  • Published
  • By Staff Sgt. Marie Brown
  • 35th Fighter Wing/Public Affairs
A loud "Aloha!" was the first thing the base community heard as they entered the Misawa Collocated Club for a luau presented by Armed Forces Entertainment featuring Ma'ohi Nui, a Polynesian entertainment group.

Ma'ohi Nui wrapped up their AFE tour of Asian Pacific bases for service members and their families at Misawa.

Club staff greeted the Misawa community with leis as they entered what looked to be a tropical paradise.

"Service members and their families in the Misawa community certainly deserve some good fun," said James Maley, 35th Force Support Squadron. "It's important for them to have an opportunity to enjoy a night away from work."

The evening started with music, singing and traditional Hawaiian food to include salmon lomi-lomi, chicken char siu and kalua pork.

As the audience wrapped up their meals, the lights started to dim. Hawaiian dancers filled the stage with elaborate headdresses and costumes. Sounds of drums and chanting filled the entire ballroom. Children sat quietly around the stage fascinated by the vibrant colors and energetic dancing.

"Seeing and hearing the excitement of the crowd truly made this night a big success," said Mr. Maley. "This is just one of the reasons why I love to do what I do."

The performance included singing and dancing from many different islands of Polynesia and ranged from slow and romantic to fierce and dramatic.

Just as the night was about to come to an end, the lights went out completely and soon all anyone could see was a ball of fire.

The evening went out in flames as Arthur Tupuola, Ma'ohi Nui dancer, took the stage with a flaming wooden pole in hand. Tupuola moved the fire from one end of the pole to the other with his bare hand and commenced the Samoan fire knife dance. This dance is originally composed of a machete wrapped in towels on both ends with a portion of the blade exposed in the middle. Tribal performers dance while twirling the knife and doing other acrobatic stunts.

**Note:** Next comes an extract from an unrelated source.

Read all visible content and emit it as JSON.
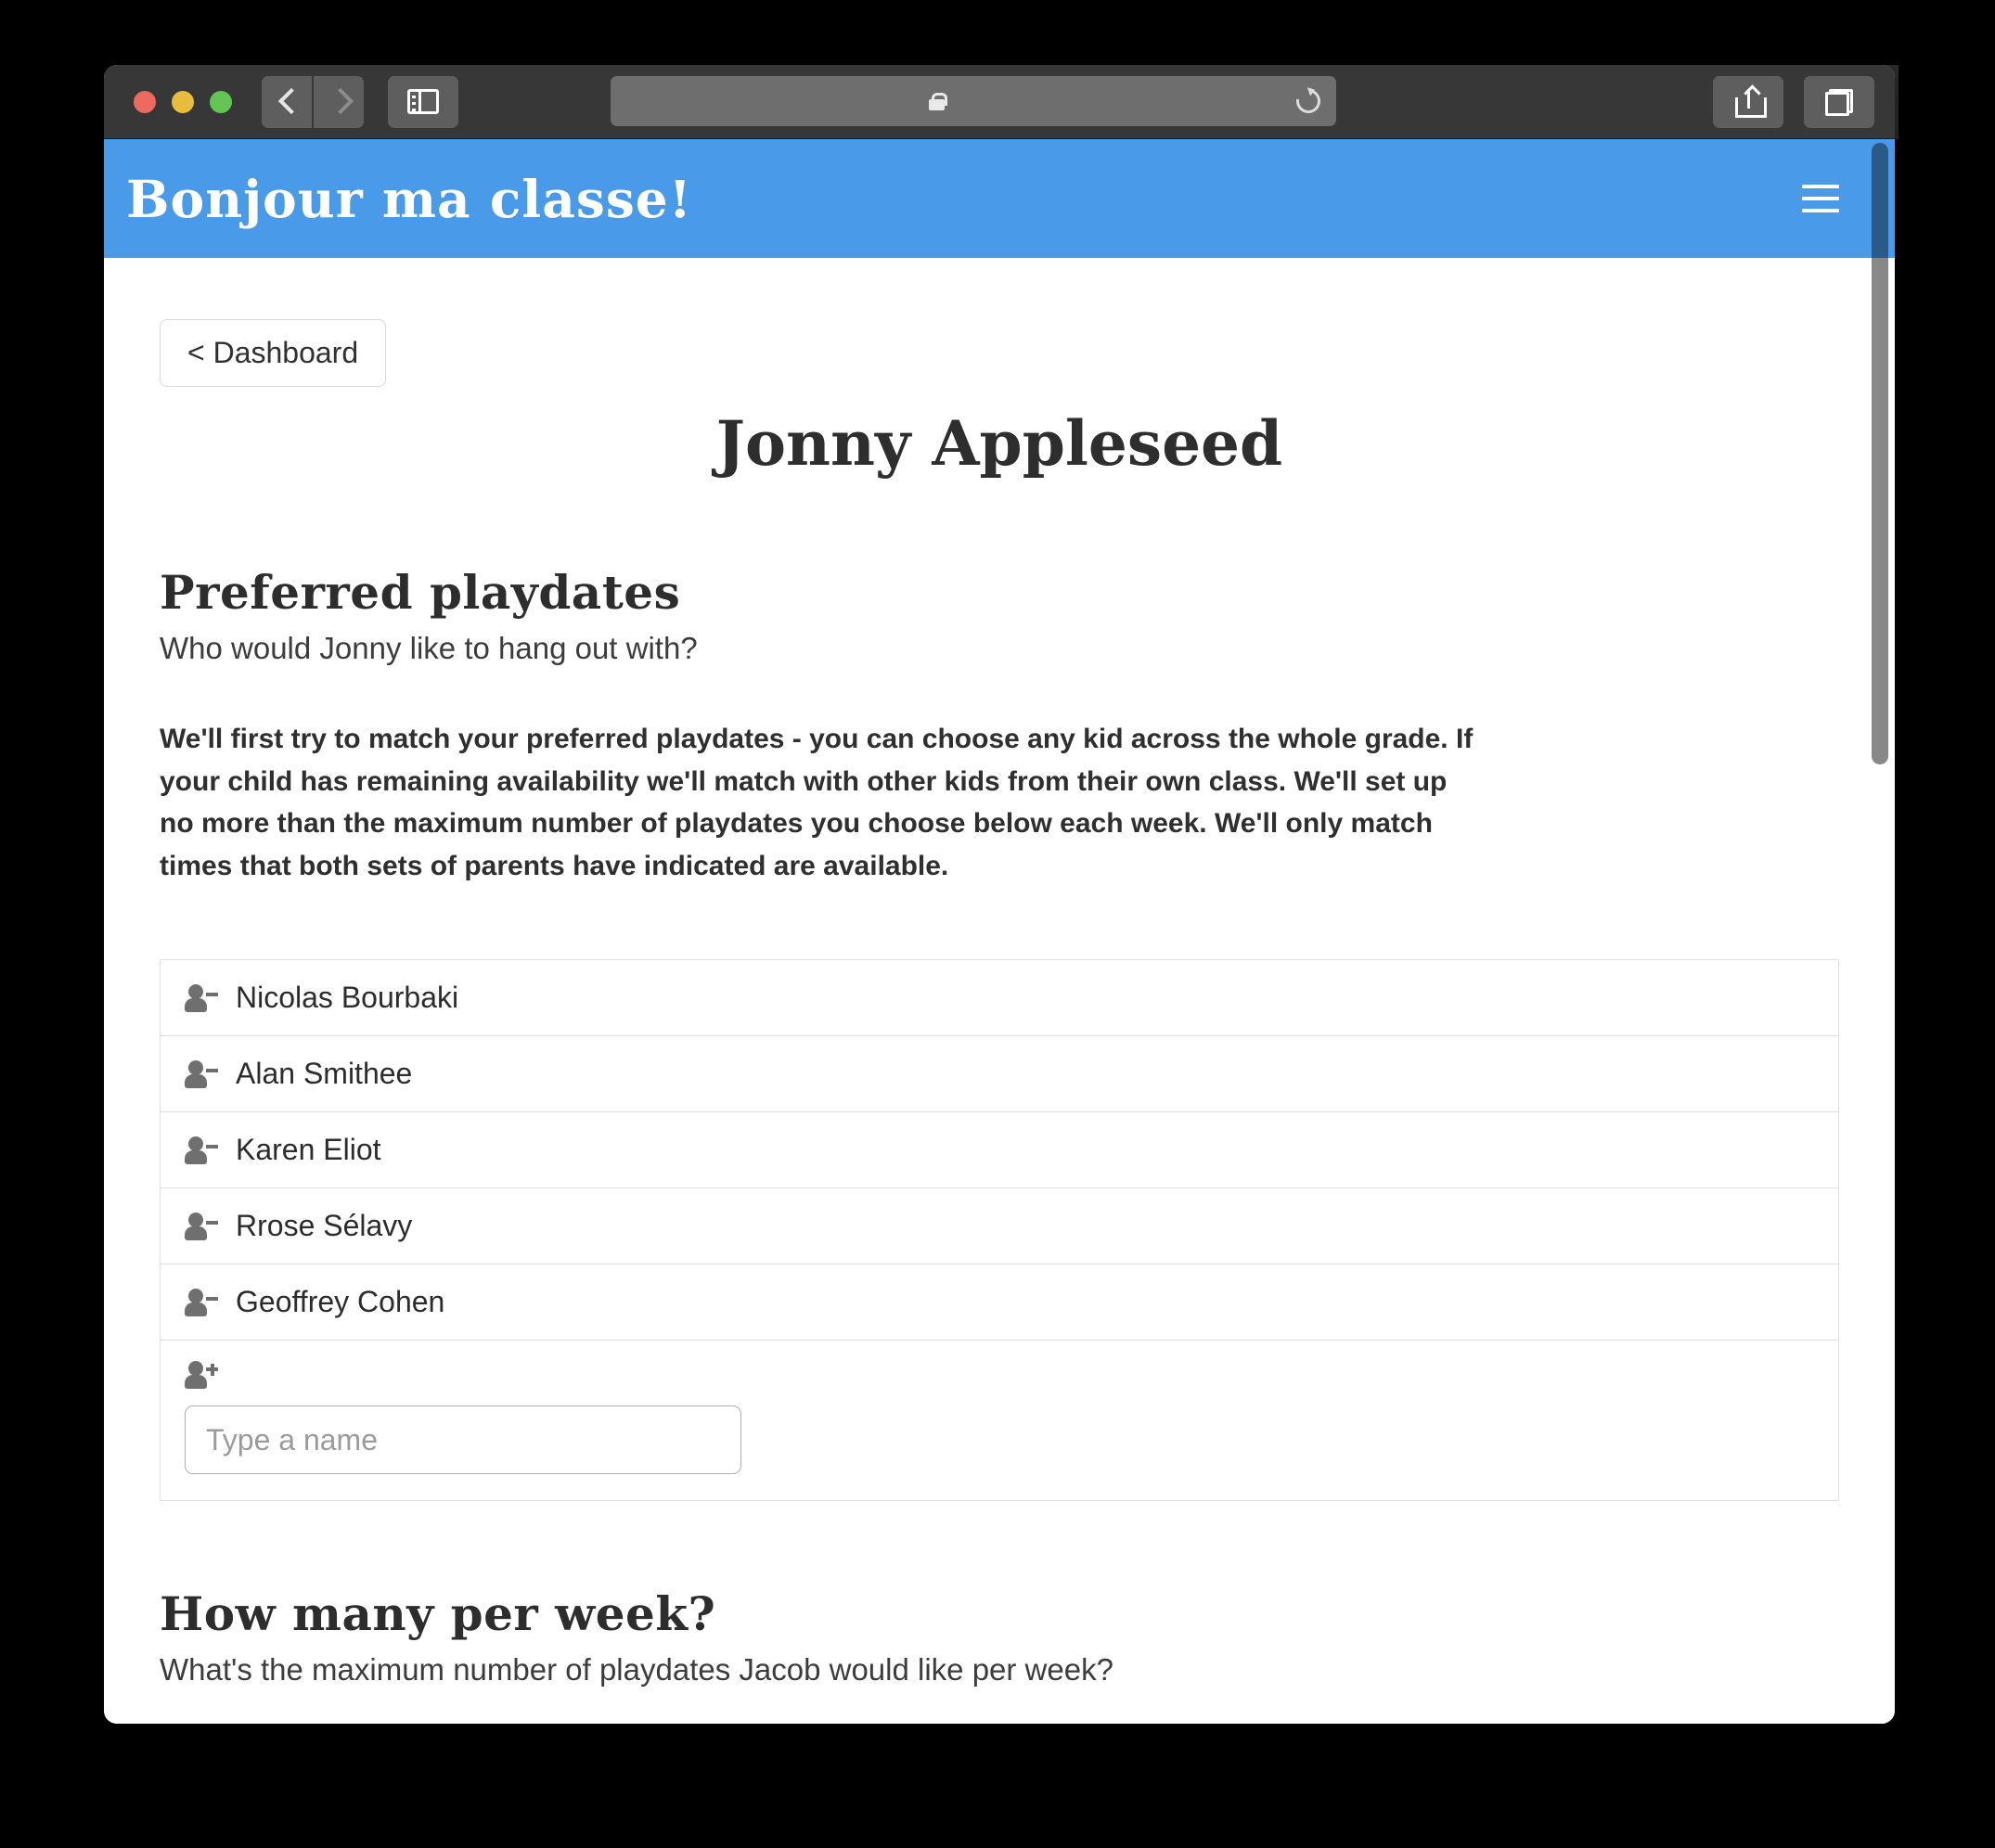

The towels are set afire during the dances thus explaining the name.

As the fire dance ended, dancers grabbed audience members for what they called Hula 101. Men, women and children came to the stage to try to shake their hips like the experienced Polynesian dancers.

As a group, Ma'ohi Nui says their goal is to learn and share the customs and culture of Polynesian through song and dance.

"It is very rewarding for us to be able to share what we love doing with everyone who is serving our country so that we can be free," said Mervyn Lilo.